Medically reviewed by Dr. Paul Song M.D
Article at a Glance
- Up to one-third of men with an elevated prostate-specific antigen (PSA) level have asymptomatic inflammatory prostatitis.
- Men usually learn they have asymptomatic inflammatory prostatitis after undergoing a prostate biopsy due to an elevated PSA level or when they are being tested for infertility.
- Asymptomatic inflammatory prostatitis is usually treated with antibiotics or anti-inflammatory drugs.
As the name asymptomatic would suggest, this lesser-known form of prostatitis does not present with any symptoms. Asymptomatic prostatitis symptoms don’t really exist as true symptoms that a patient would notice. In fact, men do not know they have this painless inflammatory condition unless a doctor finds it when testing for another condition such as infertility or prostate cancer. Asymptomatic inflammatory prostatitis can be diagnosed through tests of semen, expressed prostatic secretions or by examining prostate tissue.
It is estimated that up to one-third of men with an elevated prostate-specific antigen (PSA) level have asymptomatic inflammatory prostatitis. Men usually learn they have asymptomatic inflammatory prostatitis after they undergo a prostate biopsy due to an elevated PSA level or when they are being tested for infertility. That’s when healthcare providers will find the presence of white blood cells (a sign of inflammation) in a man’s urine, but no bacteria or other signs of infection. These are classic indications of asymptomatic inflammatory prostatitis.
Asymptomatic Prostatitis Symptoms
Asymptomatic inflammatory prostatitis symptoms or signs include:
- Elevated PSA
- White blood cells or pus cells in the urine

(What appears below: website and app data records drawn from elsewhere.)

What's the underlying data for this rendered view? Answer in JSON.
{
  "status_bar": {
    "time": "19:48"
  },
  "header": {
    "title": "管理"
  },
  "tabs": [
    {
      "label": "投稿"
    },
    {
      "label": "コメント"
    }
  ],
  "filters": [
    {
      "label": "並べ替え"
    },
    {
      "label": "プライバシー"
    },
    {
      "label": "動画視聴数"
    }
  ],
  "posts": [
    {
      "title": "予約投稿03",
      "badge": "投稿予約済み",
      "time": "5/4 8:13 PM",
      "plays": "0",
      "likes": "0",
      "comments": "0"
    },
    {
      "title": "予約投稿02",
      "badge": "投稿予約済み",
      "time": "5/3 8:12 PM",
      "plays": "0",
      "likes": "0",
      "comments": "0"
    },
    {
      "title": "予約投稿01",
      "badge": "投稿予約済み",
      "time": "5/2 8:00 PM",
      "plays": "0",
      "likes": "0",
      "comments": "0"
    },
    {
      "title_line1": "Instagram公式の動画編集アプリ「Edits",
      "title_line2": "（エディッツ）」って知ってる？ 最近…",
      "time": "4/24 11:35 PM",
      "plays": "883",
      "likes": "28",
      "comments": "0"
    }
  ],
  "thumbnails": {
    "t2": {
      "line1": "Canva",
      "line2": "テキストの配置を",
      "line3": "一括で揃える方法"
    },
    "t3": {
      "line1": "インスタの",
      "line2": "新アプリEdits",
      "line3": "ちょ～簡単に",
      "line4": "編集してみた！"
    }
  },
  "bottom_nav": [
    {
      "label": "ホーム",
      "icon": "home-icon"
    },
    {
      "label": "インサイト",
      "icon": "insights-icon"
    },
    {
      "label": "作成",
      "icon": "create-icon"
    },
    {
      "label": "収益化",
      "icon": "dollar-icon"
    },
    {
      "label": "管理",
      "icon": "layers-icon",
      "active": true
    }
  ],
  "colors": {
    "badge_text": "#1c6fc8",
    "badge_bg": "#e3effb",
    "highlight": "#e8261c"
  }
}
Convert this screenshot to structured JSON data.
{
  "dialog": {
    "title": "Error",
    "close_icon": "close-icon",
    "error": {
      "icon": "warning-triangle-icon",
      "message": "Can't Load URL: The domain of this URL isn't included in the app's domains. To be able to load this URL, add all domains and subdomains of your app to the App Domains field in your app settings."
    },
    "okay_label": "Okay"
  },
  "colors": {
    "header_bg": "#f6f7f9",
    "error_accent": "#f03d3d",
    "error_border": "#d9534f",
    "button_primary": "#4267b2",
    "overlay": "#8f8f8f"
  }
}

If you are diagnosed with asymptomatic inflammatory prostatitis, you probably do not need treatment, but you might want to discuss any necessary treatment options with your doctor if you are worried about your PSA being high or are undergoing testing for infertility. To treat it, your doctor may prescribe antibiotics or nonsteroidal anti-inflammatory medications (e.g., ibuprofen). You and your doctor may decide that you do not require any treatment at all. If your PSA level is elevated due to this condition and you do happen to take antibiotics for it, your PSA levels may return to normal after about four to six weeks.